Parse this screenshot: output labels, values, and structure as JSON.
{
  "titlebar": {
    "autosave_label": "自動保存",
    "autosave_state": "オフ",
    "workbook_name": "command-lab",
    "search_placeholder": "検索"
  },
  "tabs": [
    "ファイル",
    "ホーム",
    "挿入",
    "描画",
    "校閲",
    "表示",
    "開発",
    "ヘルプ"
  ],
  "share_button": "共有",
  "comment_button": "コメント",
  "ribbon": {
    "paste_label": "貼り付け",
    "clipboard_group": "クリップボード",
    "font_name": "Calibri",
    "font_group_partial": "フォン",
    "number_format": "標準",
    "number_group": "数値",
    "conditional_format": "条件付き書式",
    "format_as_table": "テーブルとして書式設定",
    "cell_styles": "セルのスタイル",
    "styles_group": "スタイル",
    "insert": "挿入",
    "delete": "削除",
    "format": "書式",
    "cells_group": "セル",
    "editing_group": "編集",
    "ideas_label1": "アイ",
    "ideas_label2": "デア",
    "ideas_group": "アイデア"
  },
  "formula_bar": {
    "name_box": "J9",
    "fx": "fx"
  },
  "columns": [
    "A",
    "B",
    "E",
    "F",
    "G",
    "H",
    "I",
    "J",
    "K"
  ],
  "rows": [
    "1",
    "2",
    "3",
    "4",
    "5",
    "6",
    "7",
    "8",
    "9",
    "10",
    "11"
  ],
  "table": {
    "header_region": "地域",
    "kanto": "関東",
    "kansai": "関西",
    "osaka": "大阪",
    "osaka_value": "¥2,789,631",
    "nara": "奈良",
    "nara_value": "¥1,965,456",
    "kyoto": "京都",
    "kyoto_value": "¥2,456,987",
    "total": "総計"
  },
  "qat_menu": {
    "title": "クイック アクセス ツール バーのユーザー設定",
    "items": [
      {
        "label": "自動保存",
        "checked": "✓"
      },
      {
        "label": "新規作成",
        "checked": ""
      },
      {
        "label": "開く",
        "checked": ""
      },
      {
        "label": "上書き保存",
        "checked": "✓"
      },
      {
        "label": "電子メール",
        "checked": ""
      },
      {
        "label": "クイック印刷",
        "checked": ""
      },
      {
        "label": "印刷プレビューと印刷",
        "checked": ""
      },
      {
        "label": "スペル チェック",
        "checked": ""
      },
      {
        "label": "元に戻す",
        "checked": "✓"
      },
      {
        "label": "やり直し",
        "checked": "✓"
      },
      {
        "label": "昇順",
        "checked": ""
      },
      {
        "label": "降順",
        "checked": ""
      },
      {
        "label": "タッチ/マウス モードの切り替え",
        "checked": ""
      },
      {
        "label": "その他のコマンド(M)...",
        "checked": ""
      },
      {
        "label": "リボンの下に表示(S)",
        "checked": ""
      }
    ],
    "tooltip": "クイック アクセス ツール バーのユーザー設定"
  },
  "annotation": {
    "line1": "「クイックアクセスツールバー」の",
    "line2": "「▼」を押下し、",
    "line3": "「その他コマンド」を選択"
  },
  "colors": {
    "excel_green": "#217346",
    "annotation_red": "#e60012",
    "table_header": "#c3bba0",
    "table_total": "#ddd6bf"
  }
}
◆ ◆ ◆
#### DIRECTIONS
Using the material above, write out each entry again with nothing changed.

#### SOLUTION TO THE PROBLEM
Parse this screenshot: output labels, values, and structure as JSON.
{
  "titlebar": {
    "autosave_label": "自動保存",
    "autosave_state": "オフ",
    "workbook_name": "command-lab",
    "search_placeholder": "検索"
  },
  "tabs": [
    "ファイル",
    "ホーム",
    "挿入",
    "描画",
    "校閲",
    "表示",
    "開発",
    "ヘルプ"
  ],
  "share_button": "共有",
  "comment_button": "コメント",
  "ribbon": {
    "paste_label": "貼り付け",
    "clipboard_group": "クリップボード",
    "font_name": "Calibri",
    "font_group_partial": "フォン",
    "number_format": "標準",
    "number_group": "数値",
    "conditional_format": "条件付き書式",
    "format_as_table": "テーブルとして書式設定",
    "cell_styles": "セルのスタイル",
    "styles_group": "スタイル",
    "insert": "挿入",
    "delete": "削除",
    "format": "書式",
    "cells_group": "セル",
    "editing_group": "編集",
    "ideas_label1": "アイ",
    "ideas_label2": "デア",
    "ideas_group": "アイデア"
  },
  "formula_bar": {
    "name_box": "J9",
    "fx": "fx"
  },
  "columns": [
    "A",
    "B",
    "E",
    "F",
    "G",
    "H",
    "I",
    "J",
    "K"
  ],
  "rows": [
    "1",
    "2",
    "3",
    "4",
    "5",
    "6",
    "7",
    "8",
    "9",
    "10",
    "11"
  ],
  "table": {
    "header_region": "地域",
    "kanto": "関東",
    "kansai": "関西",
    "osaka": "大阪",
    "osaka_value": "¥2,789,631",
    "nara": "奈良",
    "nara_value": "¥1,965,456",
    "kyoto": "京都",
    "kyoto_value": "¥2,456,987",
    "total": "総計"
  },
  "qat_menu": {
    "title": "クイック アクセス ツール バーのユーザー設定",
    "items": [
      {
        "label": "自動保存",
        "checked": "✓"
      },
      {
        "label": "新規作成",
        "checked": ""
      },
      {
        "label": "開く",
        "checked": ""
      },
      {
        "label": "上書き保存",
        "checked": "✓"
      },
      {
        "label": "電子メール",
        "checked": ""
      },
      {
        "label": "クイック印刷",
        "checked": ""
      },
      {
        "label": "印刷プレビューと印刷",
        "checked": ""
      },
      {
        "label": "スペル チェック",
        "checked": ""
      },
      {
        "label": "元に戻す",
        "checked": "✓"
      },
      {
        "label": "やり直し",
        "checked": "✓"
      },
      {
        "label": "昇順",
        "checked": ""
      },
      {
        "label": "降順",
        "checked": ""
      },
      {
        "label": "タッチ/マウス モードの切り替え",
        "checked": ""
      },
      {
        "label": "その他のコマンド(M)...",
        "checked": ""
      },
      {
        "label": "リボンの下に表示(S)",
        "checked": ""
      }
    ],
    "tooltip": "クイック アクセス ツール バーのユーザー設定"
  },
  "annotation": {
    "line1": "「クイックアクセスツールバー」の",
    "line2": "「▼」を押下し、",
    "line3": "「その他コマンド」を選択"
  },
  "colors": {
    "excel_green": "#217346",
    "annotation_red": "#e60012",
    "table_header": "#c3bba0",
    "table_total": "#ddd6bf"
  }
}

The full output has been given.